That environmental theme pops up quite a bit in the narrative of Simon Winchester's "Atlantic: Great Sea Battles, Heroic Discoveries, Titanic storms, and a Vast Ocean of a Million Stories."
Winchester set out to write a book explaining all there is to know about the Atlantic, which he considers to be our most important ocean. An overwhelming task and one might doubt it's even possible. He may not have succeeded in his initial goal but he comes as close as anyone in writing a biography of our ocean.
He explains how the ocean was born, how people living on its shores reacted to it and how, most importantly, it has influenced the development of the civilized world. To do this, he tells tales of man's first attempts to go out on the water, pirates, naval battles, the development of sea-going commerce and other topics. He also includes numerous anecdotes from his personal experience with the ocean.
He fears for our future if we don't change and start treating our environment like a home and not a garbage pit.

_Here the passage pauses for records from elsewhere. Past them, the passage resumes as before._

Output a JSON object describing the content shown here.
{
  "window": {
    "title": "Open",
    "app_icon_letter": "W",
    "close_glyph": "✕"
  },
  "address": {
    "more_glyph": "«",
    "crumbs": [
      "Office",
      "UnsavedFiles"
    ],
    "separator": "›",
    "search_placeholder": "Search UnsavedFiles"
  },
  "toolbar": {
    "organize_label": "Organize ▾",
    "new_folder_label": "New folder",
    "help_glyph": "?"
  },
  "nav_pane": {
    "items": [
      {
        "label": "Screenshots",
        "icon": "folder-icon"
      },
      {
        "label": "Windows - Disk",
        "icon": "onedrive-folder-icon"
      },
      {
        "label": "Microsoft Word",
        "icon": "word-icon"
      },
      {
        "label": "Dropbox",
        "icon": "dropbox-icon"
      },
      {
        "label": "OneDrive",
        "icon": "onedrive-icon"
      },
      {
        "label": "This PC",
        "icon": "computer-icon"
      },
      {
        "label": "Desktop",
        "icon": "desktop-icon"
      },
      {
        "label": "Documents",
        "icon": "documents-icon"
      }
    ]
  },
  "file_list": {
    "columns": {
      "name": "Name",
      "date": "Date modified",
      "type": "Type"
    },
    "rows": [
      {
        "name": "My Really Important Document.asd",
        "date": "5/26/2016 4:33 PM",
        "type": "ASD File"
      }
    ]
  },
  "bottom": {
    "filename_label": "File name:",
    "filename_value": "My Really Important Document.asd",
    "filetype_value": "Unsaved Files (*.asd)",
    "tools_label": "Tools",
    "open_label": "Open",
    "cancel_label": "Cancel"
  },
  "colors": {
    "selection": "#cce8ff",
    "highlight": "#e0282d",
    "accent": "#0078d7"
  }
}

I'm not opposed to space exploration. It has resulted in many benefits for mankind. Still, I wish just a portion of the money and the interest could be directed toward oceanography. This is the planet on which we live. I have no desire to go live on a barren rock where there's no other forms of life.

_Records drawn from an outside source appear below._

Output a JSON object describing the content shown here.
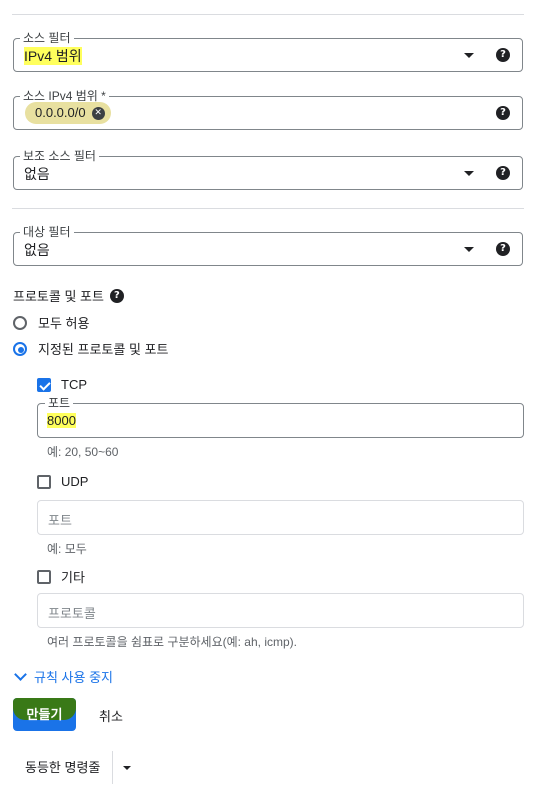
{
  "source_filter": {
    "label": "소스 필터",
    "value": "IPv4 범위"
  },
  "source_ipv4": {
    "label": "소스 IPv4 범위 *",
    "chip": "0.0.0.0/0"
  },
  "secondary_filter": {
    "label": "보조 소스 필터",
    "value": "없음"
  },
  "target_filter": {
    "label": "대상 필터",
    "value": "없음"
  },
  "protocols": {
    "title": "프로토콜 및 포트",
    "allow_all": "모두 허용",
    "specified": "지정된 프로토콜 및 포트",
    "tcp": {
      "label": "TCP",
      "checked": true,
      "port_label": "포트",
      "port_value": "8000",
      "hint": "예: 20, 50~60"
    },
    "udp": {
      "label": "UDP",
      "checked": false,
      "placeholder": "포트",
      "hint": "예: 모두"
    },
    "other": {
      "label": "기타",
      "checked": false,
      "placeholder": "프로토콜",
      "hint": "여러 프로토콜을 쉼표로 구분하세요(예: ah, icmp)."
    }
  },
  "disable_rule": "규칙 사용 중지",
  "actions": {
    "create": "만들기",
    "cancel": "취소",
    "equivalent": "동등한 명령줄"
  },
  "colors": {
    "accent": "#1a73e8",
    "highlight": "#ffff5c"
  },
  "icons": {
    "help": "help-icon",
    "dropdown": "caret-down-icon",
    "clear": "clear-chip-icon",
    "expand": "chevron-down-icon"
  }
}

I almost did not finish this book! Early on Winchester gets bogged down in lengthy, over detailed, uninteresting commentary about the Atlantic and the arts. YAWN! I also was a bit put off by his "show off intellectualism" by insisting on throwing in $10,000 words for no good reason. Being a retired journalist, I never used them with an audience ... so I wonder if he did when he was supposedly a journalist.
Having said that, after skipping that major section, Winchester redeemed himself when he started examining the early explorers of the Atlantic, and he continued an intriquing account from that point until the final pages of the book.

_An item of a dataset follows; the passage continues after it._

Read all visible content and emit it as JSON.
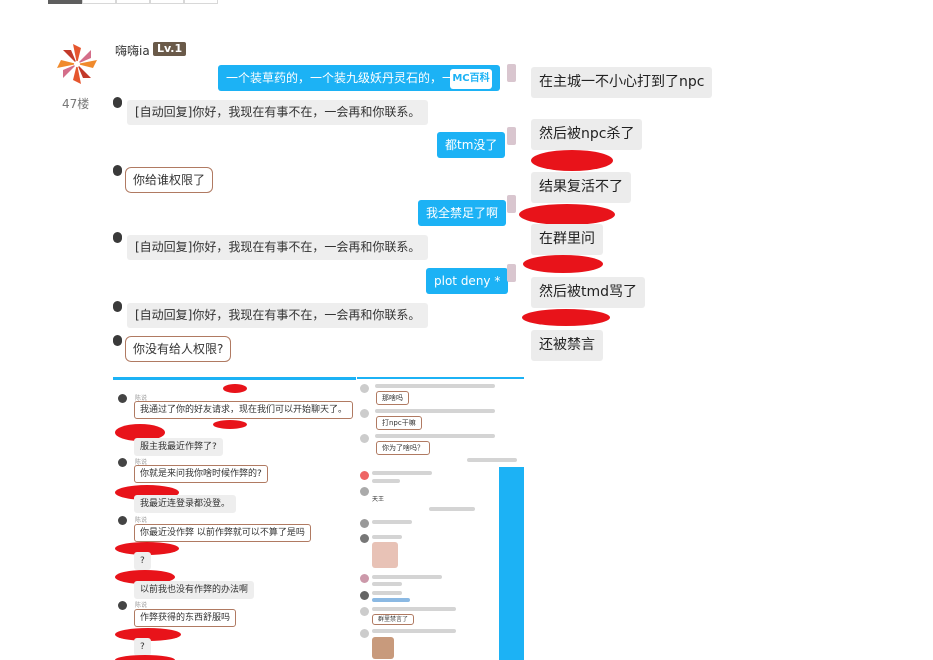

Like any reader, certain parts of the book were more enjoyable to me than others. I was less interested in Winchester's accounts of his own adventures and emotions, but some of the history and science was fascinating.
I read Winchester's Atlantic at the same time as I was reading Monsoon, a recent book by Robert D. Kaplan about the Indian Ocean, and I highly recommend looking at both of them. Both books make cases for the global importance of their body of water. Both authors traveled extensively in the areas they write about. Each book covers history and there is some interesting overlap, for instance the Portuguese explorers show up in both accounts. Monsoon spends more time than Atlantic on current culture and politics, with full chapters on many of the countries lining the Indian Ocean including Oman, the coastal areas of Pakistan and India, Sri Lanka, Burma, Indonesia, Zanzibar and China.
I even read it on a cruise ship in the Atlantic, hoping to gain some synergistic insight from the experience.
And indeed, the first 200 pages or so I found thrilling and fascinating, and I enjoyed the many detours and asides along the way.
But then it became apparent that the book was struggling to find an overarching theme, from World War II sea battles to the slave trade, to overfishing of cod to you name it.
At that point I started to question whether this could have been a better book, had the topic and theme been better defined, perhaps along the lines of Salt, or Cod, or the many cross-discipline socio-geographic histories that, frankly, are far superior to this.
In sum I left this better informed, yet oddly disappointed.